- Litigation against gender discrimination
- Lobbying policymakers to address gender discrimination in entertainment
- Offering tax credits to encourage hiring women in key storytelling positions
- Developing a financing network for female filmmakers
- Gathering money for female filmmakers through the Women’s Media Incubator and Marketplace and FundHer
- Creating a marketing campaign to educate the public about gender discrimination in Hollywood
- Creating a consumer activism campaign to encourage viewers to vote with their dollars for gender equality.

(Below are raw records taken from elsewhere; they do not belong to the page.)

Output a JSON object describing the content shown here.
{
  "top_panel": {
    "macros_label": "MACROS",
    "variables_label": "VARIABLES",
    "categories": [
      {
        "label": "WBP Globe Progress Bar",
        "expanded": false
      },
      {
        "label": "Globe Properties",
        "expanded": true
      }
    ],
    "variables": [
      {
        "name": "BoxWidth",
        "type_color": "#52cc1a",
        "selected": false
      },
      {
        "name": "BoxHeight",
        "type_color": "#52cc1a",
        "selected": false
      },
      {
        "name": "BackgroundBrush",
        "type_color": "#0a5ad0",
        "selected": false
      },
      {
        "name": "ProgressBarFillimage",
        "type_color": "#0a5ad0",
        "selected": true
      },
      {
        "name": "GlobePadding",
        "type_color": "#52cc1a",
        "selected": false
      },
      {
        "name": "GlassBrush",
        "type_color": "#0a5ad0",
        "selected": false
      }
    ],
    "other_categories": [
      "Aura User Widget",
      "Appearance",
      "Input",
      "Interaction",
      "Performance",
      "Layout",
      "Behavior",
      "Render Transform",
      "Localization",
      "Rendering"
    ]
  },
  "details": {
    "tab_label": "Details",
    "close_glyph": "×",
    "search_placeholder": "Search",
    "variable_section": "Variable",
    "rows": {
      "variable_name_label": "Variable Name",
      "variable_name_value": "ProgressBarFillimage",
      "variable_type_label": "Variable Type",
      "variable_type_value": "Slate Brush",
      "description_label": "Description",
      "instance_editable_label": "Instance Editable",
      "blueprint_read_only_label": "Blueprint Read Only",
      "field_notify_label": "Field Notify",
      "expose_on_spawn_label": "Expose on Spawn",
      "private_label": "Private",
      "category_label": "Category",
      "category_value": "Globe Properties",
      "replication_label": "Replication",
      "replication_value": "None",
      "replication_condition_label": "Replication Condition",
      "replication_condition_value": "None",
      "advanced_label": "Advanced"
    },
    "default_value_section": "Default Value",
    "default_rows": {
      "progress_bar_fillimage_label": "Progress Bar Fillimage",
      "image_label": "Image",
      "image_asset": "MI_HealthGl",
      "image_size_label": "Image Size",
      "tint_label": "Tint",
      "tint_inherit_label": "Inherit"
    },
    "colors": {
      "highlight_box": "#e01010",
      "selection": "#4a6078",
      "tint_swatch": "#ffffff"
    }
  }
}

Giese took the issue of discrimination against female film and TV directors to the ACLU in 2014, which then pressed the EEOC to undertake an investigation, which is still ongoing.
“The EEOC is reportedly in talks with all six major studios, but a settlement is taking too long,” she told Deadline. “Hollywood is loathe to have the federal government interfere in the industry. But history has shown that all the major advancements for female hires have come as the result of legal action. The fact is, how America’s cultural narrative formed through our entertainment media should be a central concern of all Americans. We should not leave it in the hands of a small group of Hollywood insiders to determine. We, the people, need to hold the reins of this change. We need to make sure our federal government is upholding employment rights in our entertainment industry so we all get to be a part of the story.”
Other speakers and panelists at the summit include:
- Gillian Thomas, a senior staff attorney with the ACLU’s Women’s Rights Project
- Caroline Heldman, associate professor of politics at Occidental College and the principal researcher for the Geena Davis Institute for Gender in Media
- Lisa Strout, director of the Massachusetts Film Office
- April Reign, senior director of marketing for Fractured Atlas and creator of the viral hashtag #OscarsSoWhite
- Kim Jackson, co-founder and president of entertainment at SingularDTV
- Cristina Escobar, director of communications at The Representation Project
- Stanford University lecturer Kathleen Tarr
- Documentary filmmaker Elizabeth Delude-Dix
- Writer-director Deborah Goodwin
- Paul Serafini, producer, director and CEO of Angelina Pictures
- Writer-director Laurie Weltz
Hosted by the Provincetown Film Society, the summit is being produced by Christine Walker, president of New Globe Films and executive director and CEO of the Provincetown Film Society.
In conjunction with the summit, a Film Financing Forum will be held to provide networking opportunity for writers, directors, producers, and investors interested in getting their projects financed.